2008 was a Learning Year for me. I spent all 12 months involved in an intensive leadership program at work with a group of about 15 other folks. Once a month we would get “out of the office” for a day and learn about ourselves, our personalities, our leadership styles and of course some general business acumen. It was a little bit corporate, a little bit hippie dippy but most of all it was incredibly informative.
For a year it was a Public Speaking Bootcamp (and for that I’m especially grateful for with this upcoming Colorado gig! ha!) But it was also a year of learning to gracefully take uncomfortable feedback and to manage long term projects. It was lots of goal setting and learning how to breakdown difficult discussions and also how to communicate your intentions while doing so. It was a lot of hard work and there were a number of times where I thought to myself “Why can’t you just clock in and clock out? This is your job, not your life. Why are you here?” But the truth is, I learned a lot of things that have affected my life since. That have helped me have confidence charting my own path and being who I am, and for that I will always be grateful and glad that I did the extra work.
At the end of the year we had a little awards ceremony and many of the leaders who had guided our study throughout the year made special points to congratulate us and say nice things about our progress. One of the people I really connected with that year stopped me at the end and gave me a compliment that seemed odd to me at the time, but I bookmarked it in my mind and have thought about a lot since. He said, “Your personal brand is your vulnerability. It’s a gift and it is what makes you relatable, and in a leadership role this will earn you great respect an authority.” I hate myself a little bit for using the phrase “Personal Brand” here but I think you know what I’m getting at.

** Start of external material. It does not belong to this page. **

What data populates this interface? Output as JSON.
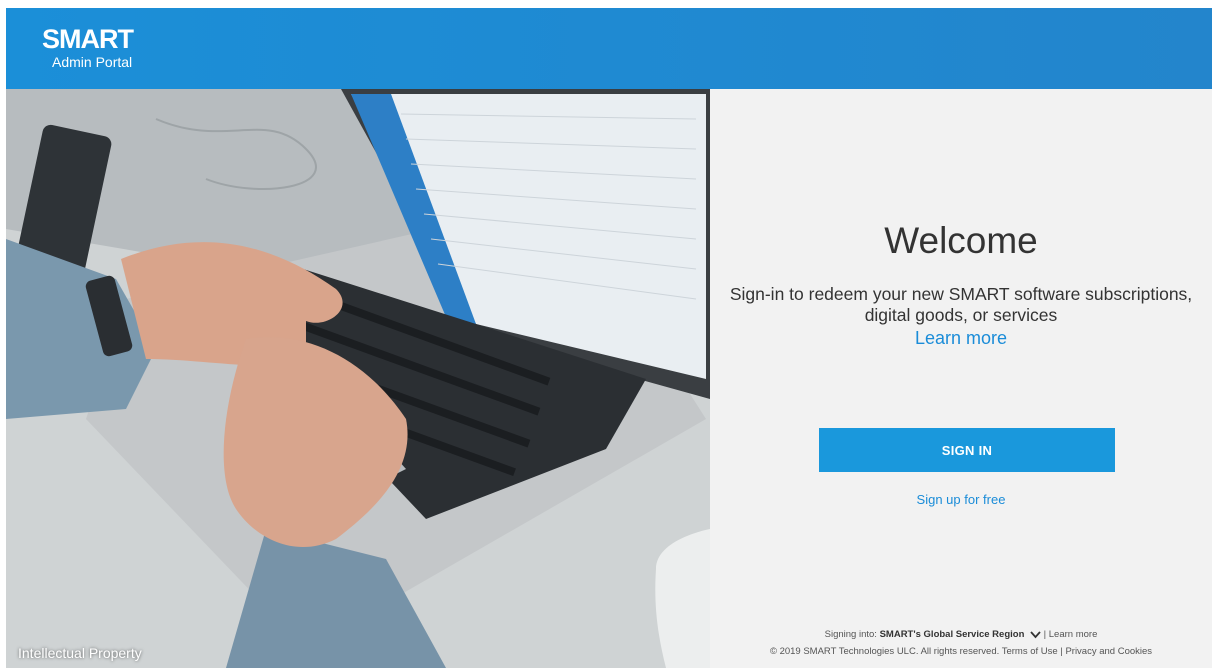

For a long time I thought to myself — Crap! He thought I was a hot mess that entire year. I open myself up too easily, let loose a little too often and a little too uncensored. How the hell will people respect me if I’m just airing my business everywhere? How am I supposed to see this as a gift? And when I came across the following line is Brene Brown’s book Daring Greatly, almost 4 years later, I had a little light bulb moment:
Vulnerability is based on mutuality and requires boundaries and trust. It’s not oversharing, it’s not purging, it’s not indiscriminate disclosure, and it’s not celebrity-style social media information dumps. Vulnerability is about sharing our feelings and our experiences with people who have earned the right to hear them. Being vulnerable and open is mutual and an integral part of the trust building process.
As I read this book, I was transplanted right back to that Learning Year of 2008. So much of the information in it made me think about my behaviors and motivation in work and in life. It made me think about what I want my relationships to look like, how I want to parent and how I want live. And one of the most surprising things about it is that it is so rare that a book can do all of that while also having such a charming voice and being full of great research.
While I read this book first as an obligation, I am so happy that I did. Because now? I can recommend it highly from my the bottom of my heart.
I read this book as a part of BlogHer Book Club and while I was compensated for my review as well as provided a fee copy of the book, all opinions expressed are my own.